Everyone should be glad that this election is finally over as the campaigning has only made the divisive party politics that has made Washington so dysfunctional worse.
In his concession speech, Republican candidate Mitt Romney said that "we can't risk partisan bickering and political posturing," yet that is exactly what he and Obama have been doing during their campaigning.
While third party candidates such as Green Party candidate Jill Stein and Libertarian Party candidate Gary Johnson managed to discuss pressing issues, including climate change, gun control in the US and the legality of drone attacks, in a sensible and intelligent way, Obama and Romney studiously avoided these issues for fear of alienating potential supporters.
Instead they spent a total of $6 billion, the most expensive campaigns ever, attacking each other with unsubstantiated facts and rumors, even though most of the people I met said they were fed up with the negative television and radio campaign advertisements that constantly bombarded them.
Ordinary Americans are fed up with the nation's divisive politics that prevents any real efforts being made to solve the nation's many problems, yet that chronic disease won't be cured any time soon.
And since the Republicans have failed to achieve their goal of making Obama a one-term president, they will continue to use the House of Representatives, which they still control, to obstruct Obama getting anything easily done, as they have over the past four years.
Republican House Speaker John Boehner said on Wednesday that they will work together with Obama to address the US' looming fiscal cliff. However, the softening of his party's confrontational tone was merely symbolic and there is little likelihood, if any, that the Republicans will make major concessions to avert an impending fiscal showdown.
So what Obama will actually be able to accomplish over the next four years is open to question.
But it is welcome news for many that the election is finally over, come what may; and not just for Americans.
Chinese people should be glad that the election has finally ended because China was constantly treated like a punching bag during the campaigning. The attacks on China by Obama and Romney were both irresponsible and immoral. I still believe Obama and Romney owe the Chinese people an apology for the kind of hateful words they used against China. Not that any apology is likely to be forthcoming, especially from Romney, whose book was titled No Apology.
The US presidential elections are always disruptive, so it is a relief when they are finally decided.
However, the bitter feuding between the Republicans and the Democrats at present meant this election was so disruptive that Obama continued his campaign rallies after paying only one short visit to New Jersey, which was devastated by Hurricane Sandy.
While Obama celebrated his re-election on Tuesday, many people in New York and New Jersey were still struggling to recover from the havoc Sandy left in its wake.
People in the US need the two parties to stop making empty promises and really work together for the good of the nation.
The author is deputy editor of China Daily USA. E-mail: firstname.lastname@example.org

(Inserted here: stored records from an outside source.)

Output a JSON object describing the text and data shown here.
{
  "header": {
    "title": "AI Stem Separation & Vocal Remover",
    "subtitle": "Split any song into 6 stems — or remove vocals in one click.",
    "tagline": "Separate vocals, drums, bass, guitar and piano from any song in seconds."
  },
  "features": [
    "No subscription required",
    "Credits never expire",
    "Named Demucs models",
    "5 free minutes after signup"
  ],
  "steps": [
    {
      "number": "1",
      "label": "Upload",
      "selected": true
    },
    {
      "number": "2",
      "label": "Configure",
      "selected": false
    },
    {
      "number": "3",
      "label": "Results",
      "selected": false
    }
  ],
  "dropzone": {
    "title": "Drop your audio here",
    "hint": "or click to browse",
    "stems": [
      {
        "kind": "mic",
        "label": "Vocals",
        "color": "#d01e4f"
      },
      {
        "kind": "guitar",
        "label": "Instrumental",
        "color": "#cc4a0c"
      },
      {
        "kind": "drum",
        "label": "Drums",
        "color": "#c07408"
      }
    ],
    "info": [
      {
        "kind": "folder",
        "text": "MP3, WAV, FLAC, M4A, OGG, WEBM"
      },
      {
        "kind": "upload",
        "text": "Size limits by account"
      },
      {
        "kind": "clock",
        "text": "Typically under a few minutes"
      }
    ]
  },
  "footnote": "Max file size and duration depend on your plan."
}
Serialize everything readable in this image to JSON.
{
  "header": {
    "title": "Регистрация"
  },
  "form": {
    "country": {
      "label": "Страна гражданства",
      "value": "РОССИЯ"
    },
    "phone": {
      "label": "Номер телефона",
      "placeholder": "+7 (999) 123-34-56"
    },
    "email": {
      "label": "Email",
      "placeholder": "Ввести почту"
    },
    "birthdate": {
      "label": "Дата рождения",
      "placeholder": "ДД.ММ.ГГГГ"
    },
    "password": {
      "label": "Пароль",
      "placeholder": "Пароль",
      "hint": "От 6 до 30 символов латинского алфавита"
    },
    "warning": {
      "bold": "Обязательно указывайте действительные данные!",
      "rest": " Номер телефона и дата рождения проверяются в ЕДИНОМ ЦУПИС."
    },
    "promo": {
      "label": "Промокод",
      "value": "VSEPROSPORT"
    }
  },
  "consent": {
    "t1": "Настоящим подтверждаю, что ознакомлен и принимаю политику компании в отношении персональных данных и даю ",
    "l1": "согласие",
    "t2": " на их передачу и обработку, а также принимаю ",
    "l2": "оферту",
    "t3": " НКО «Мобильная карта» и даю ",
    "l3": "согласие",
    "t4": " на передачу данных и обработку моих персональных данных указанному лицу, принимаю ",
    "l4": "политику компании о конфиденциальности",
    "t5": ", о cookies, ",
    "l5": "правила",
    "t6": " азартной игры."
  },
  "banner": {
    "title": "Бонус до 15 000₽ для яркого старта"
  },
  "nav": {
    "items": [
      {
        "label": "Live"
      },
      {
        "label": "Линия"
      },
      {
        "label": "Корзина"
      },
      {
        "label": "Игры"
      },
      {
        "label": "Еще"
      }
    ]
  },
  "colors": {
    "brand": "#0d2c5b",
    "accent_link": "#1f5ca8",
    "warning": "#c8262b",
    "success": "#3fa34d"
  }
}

(China Daily 11/09/2012 page9)
I’ve lived in China for quite a considerable time including my graduate school years, travelled and worked in a few cities and still choose my destination taking into consideration the density of smog or PM2.5 particulate matter in the region.